Nearly nine months after Governor Doyle first delivered his budget to lawmakers, the legislature on Tuesday night finally sent an agreement to his desk. The deal was the result of a budget compromise announced last week.
Assembly Speaker Mike Huebsch (R-West Salem) says the budget compromise isn't perfect, but Republicans were able to eliminate many of the tax increases originally proposed by the Governor and Senate Democrats.
However, several Republicans remained opposed to the compromise. State Representative Steve Nass (R-Whitewater) says the budget deal still leaves Wisconsin taxpayers with something they can't afford.
Over in the Senate, Majority Leader Judy Robson (D-Beloit) thanked Assembly Republicans for coming together to work on the agreement. She says the discussion was lively and both sides had priorities, but the end result is a fair compromise.
Senate Republicans presented a united front against the budget in that chamber. State Senator Joe Leibham (R-Sheboygan) says the deal will "nickel and dime" the people of Wisconsin with tax hikes and fee increases.
Senate Minority Leader Scott Fitzgerald (R-Juneau) also blamed the long stalemate on the Governor not getting involved early on. He noted that once Doyle began pushing for an agreement, the budget conference committee finally started making progress.
The budget passed the Assembly on a 60-39 vote, with 23 Republicans and 37 Democrats supporting it. Ten Democrats voted against the deal. In the Senate, the budget was approved 18-15, with a vote that fell along party lines.
Several lawmakers who opposed the deal cited concerns about a $1 a pack increase in the cigarette tax and $200 million transfer from the Patient's Compensation Fund to help balance the budget. Many argued the transfer violated state law and a court challenge could put the entire budget on shaky financial ground.

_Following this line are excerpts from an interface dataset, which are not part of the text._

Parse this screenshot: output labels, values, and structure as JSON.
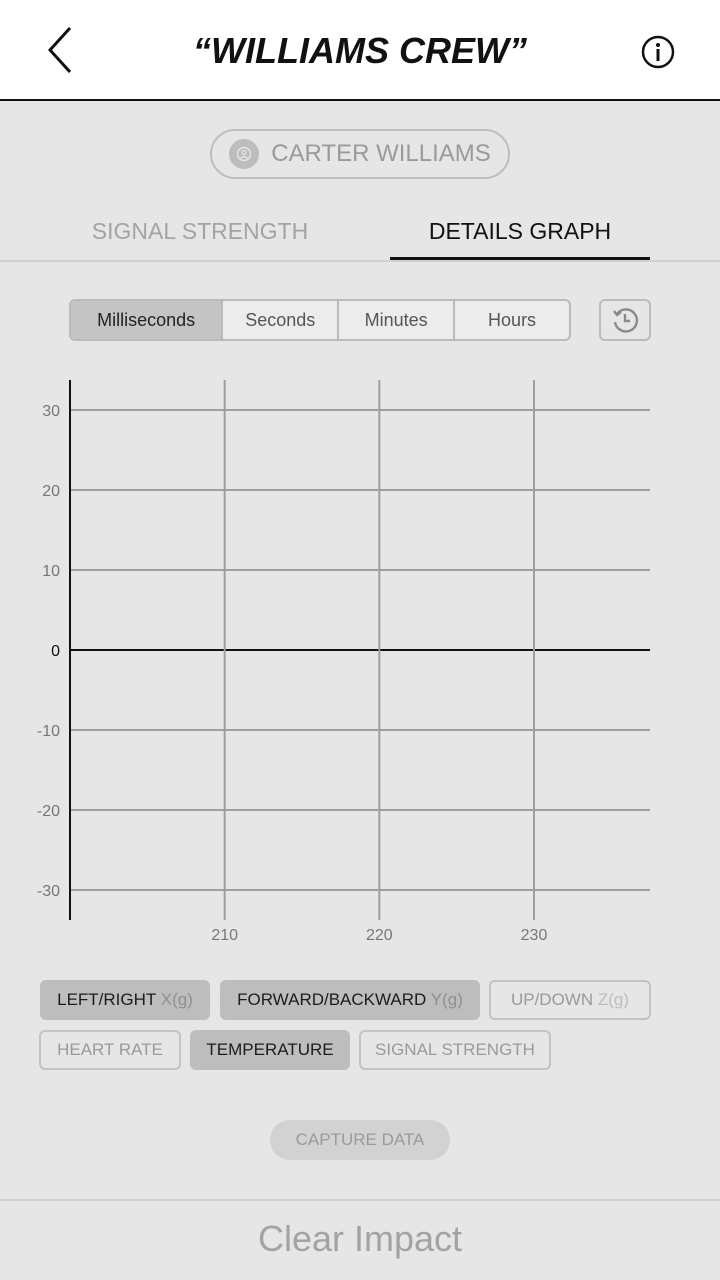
{
  "header": {
    "title": "“WILLIAMS CREW”"
  },
  "user": {
    "name": "CARTER WILLIAMS"
  },
  "tabs": [
    {
      "label": "SIGNAL STRENGTH",
      "active": false
    },
    {
      "label": "DETAILS GRAPH",
      "active": true
    }
  ],
  "time_units": [
    "Milliseconds",
    "Seconds",
    "Minutes",
    "Hours"
  ],
  "selected_time_unit": "Milliseconds",
  "chart_data": {
    "type": "line",
    "title": "",
    "xlabel": "",
    "ylabel": "",
    "x_ticks": [
      210,
      220,
      230
    ],
    "y_ticks": [
      30,
      20,
      10,
      0,
      -10,
      -20,
      -30
    ],
    "xlim": [
      200,
      237.5
    ],
    "ylim": [
      -33.75,
      33.75
    ],
    "grid": true,
    "series": []
  },
  "filters": [
    {
      "label": "LEFT/RIGHT",
      "unit": "X(g)",
      "selected": true
    },
    {
      "label": "FORWARD/BACKWARD",
      "unit": "Y(g)",
      "selected": true
    },
    {
      "label": "UP/DOWN",
      "unit": "Z(g)",
      "selected": false
    },
    {
      "label": "HEART RATE",
      "unit": "",
      "selected": false
    },
    {
      "label": "TEMPERATURE",
      "unit": "",
      "selected": true
    },
    {
      "label": "SIGNAL STRENGTH",
      "unit": "",
      "selected": false
    }
  ],
  "capture_label": "CAPTURE DATA",
  "footer_label": "Clear Impact",
  "colors": {
    "grid": "#9e9e9e",
    "axis": "#111111",
    "selected_chip": "#bdbdbd"
  }
}
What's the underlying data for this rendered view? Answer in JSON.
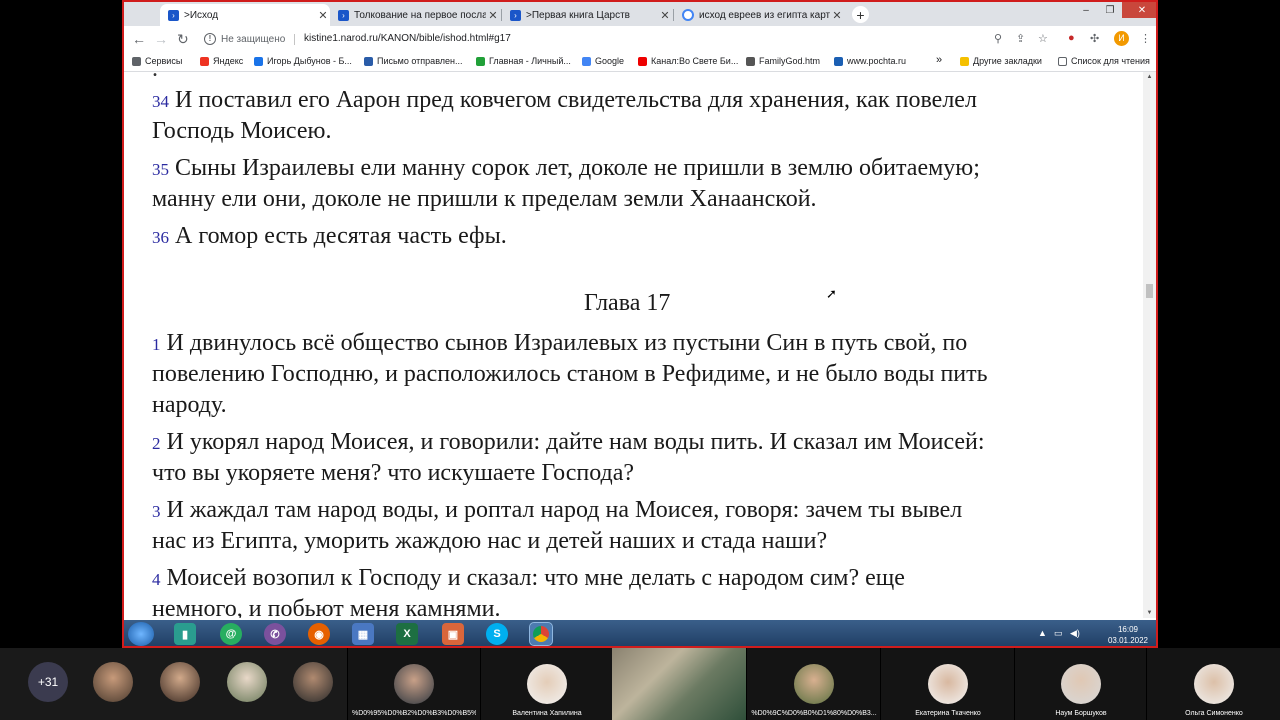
{
  "browser": {
    "tabs": [
      {
        "title": ">Исход",
        "active": true
      },
      {
        "title": "Толкование на первое послание",
        "active": false
      },
      {
        "title": ">Первая книга Царств",
        "active": false
      },
      {
        "title": "исход евреев из египта карта –",
        "active": false
      }
    ],
    "security": "Не защищено",
    "url": "kistine1.narod.ru/KANON/bible/ishod.html#g17",
    "profile_initial": "И"
  },
  "bookmarks": [
    {
      "label": "Сервисы",
      "color": "#5f6368"
    },
    {
      "label": "Яндекс",
      "color": "#e32"
    },
    {
      "label": "Игорь Дыбунов - Б...",
      "color": "#1a73e8"
    },
    {
      "label": "Письмо отправлен...",
      "color": "#2a5ca8"
    },
    {
      "label": "Главная - Личный...",
      "color": "#21a038"
    },
    {
      "label": "Google",
      "color": "#4285f4"
    },
    {
      "label": "Канал:Во Свете Би...",
      "color": "#e00"
    },
    {
      "label": "FamilyGod.htm",
      "color": "#555"
    },
    {
      "label": "www.pochta.ru",
      "color": "#1b5fb3"
    }
  ],
  "bookmarks_right": {
    "more": "»",
    "other": "Другие закладки",
    "reading": "Список для чтения"
  },
  "content": {
    "verses_before": [
      {
        "num": "34",
        "lines": [
          "И поставил его Аарон пред ковчегом свидетельства для хранения, как повелел",
          "Господь Моисею."
        ]
      },
      {
        "num": "35",
        "lines": [
          "Сыны Израилевы ели манну сорок лет, доколе не пришли в землю обитаемую;",
          "манну ели они, доколе не пришли к пределам земли Ханаанской."
        ]
      },
      {
        "num": "36",
        "lines": [
          "А гомор есть десятая часть ефы."
        ]
      }
    ],
    "chapter_title": "Глава 17",
    "verses": [
      {
        "num": "1",
        "lines": [
          "И двинулось всё общество сынов Израилевых из пустыни Син в путь свой, по",
          "повелению Господню, и расположилось станом в Рефидиме, и не было воды пить",
          "народу."
        ]
      },
      {
        "num": "2",
        "lines": [
          "И укорял народ Моисея, и говорили: дайте нам воды пить. И сказал им Моисей:",
          "что вы укоряете меня? что искушаете Господа?"
        ]
      },
      {
        "num": "3",
        "lines": [
          "И жаждал там народ воды, и роптал народ на Моисея, говоря: зачем ты вывел",
          "нас из Египта, уморить жаждою нас и детей наших и стада наши?"
        ]
      },
      {
        "num": "4",
        "lines": [
          "Моисей возопил к Господу и сказал: что мне делать с народом сим? еще",
          "немного, и побьют меня камнями."
        ]
      }
    ]
  },
  "taskbar": {
    "time": "16:09",
    "date": "03.01.2022"
  },
  "meeting": {
    "more_count": "+31",
    "participants": [
      {
        "name": "%D0%95%D0%B2%D0%B3%D0%B5%D0%B..."
      },
      {
        "name": "Валентина Хапилина"
      },
      {
        "name": "%D0%9C%D0%B0%D1%80%D0%B3..."
      },
      {
        "name": "Екатерина Ткаченко"
      },
      {
        "name": "Наум Боршуков"
      },
      {
        "name": "Ольга Симоненко"
      }
    ]
  }
}
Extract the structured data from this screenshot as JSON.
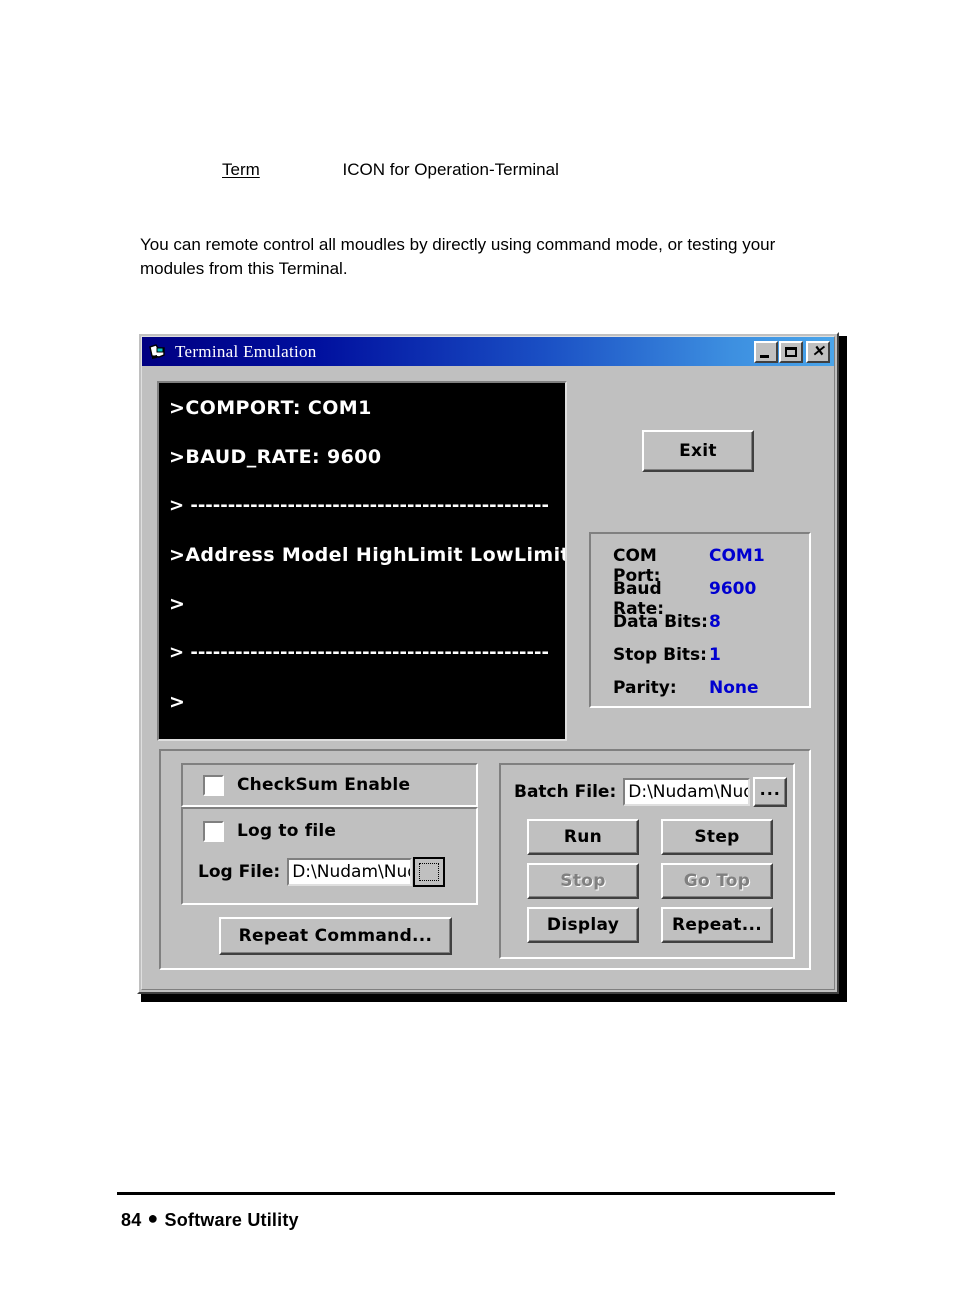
{
  "document": {
    "term_label": "Term",
    "term_description": "ICON for Operation-Terminal",
    "paragraph": "You can remote control all moudles by directly using command mode, or testing your modules from this Terminal.",
    "footer_page": "84",
    "footer_bullet": "●",
    "footer_section": "Software Utility"
  },
  "dialog": {
    "title": "Terminal Emulation",
    "titlebar_buttons": {
      "minimize": "_",
      "maximize": "□",
      "close": "×"
    },
    "console_lines": [
      ">COMPORT: COM1",
      ">BAUD_RATE: 9600",
      "> ------------------------------------------------",
      ">Address    Model HighLimit  LowLimit   F",
      ">",
      "> ------------------------------------------------",
      ">"
    ],
    "exit_button": "Exit",
    "comm_settings": {
      "rows": [
        {
          "key": "COM Port:",
          "value": "COM1"
        },
        {
          "key": "Baud Rate:",
          "value": "9600"
        },
        {
          "key": "Data Bits:",
          "value": "8"
        },
        {
          "key": "Stop Bits:",
          "value": "1"
        },
        {
          "key": "Parity:",
          "value": "None"
        }
      ],
      "value_color": "#0000d0"
    },
    "checksum": {
      "label": "CheckSum Enable",
      "checked": false
    },
    "log": {
      "checkbox_label": "Log to file",
      "checked": false,
      "file_label": "Log File:",
      "file_value": "D:\\Nudam\\Nud",
      "browse_label": ""
    },
    "repeat_command_button": "Repeat Command...",
    "batch": {
      "file_label": "Batch File:",
      "file_value": "D:\\Nudam\\Nud",
      "browse_label": "...",
      "buttons": [
        {
          "label": "Run",
          "disabled": false
        },
        {
          "label": "Step",
          "disabled": false
        },
        {
          "label": "Stop",
          "disabled": true
        },
        {
          "label": "Go Top",
          "disabled": true
        },
        {
          "label": "Display",
          "disabled": false
        },
        {
          "label": "Repeat...",
          "disabled": false
        }
      ]
    }
  }
}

The Governor is expected to act on the budget, along with any vetoes, by the end of the week. In a statement, Governor Doyle said lawmakers did "the right thing for our schools; for the safety of our neighborhoods; for the health of our kids and the health of our economy."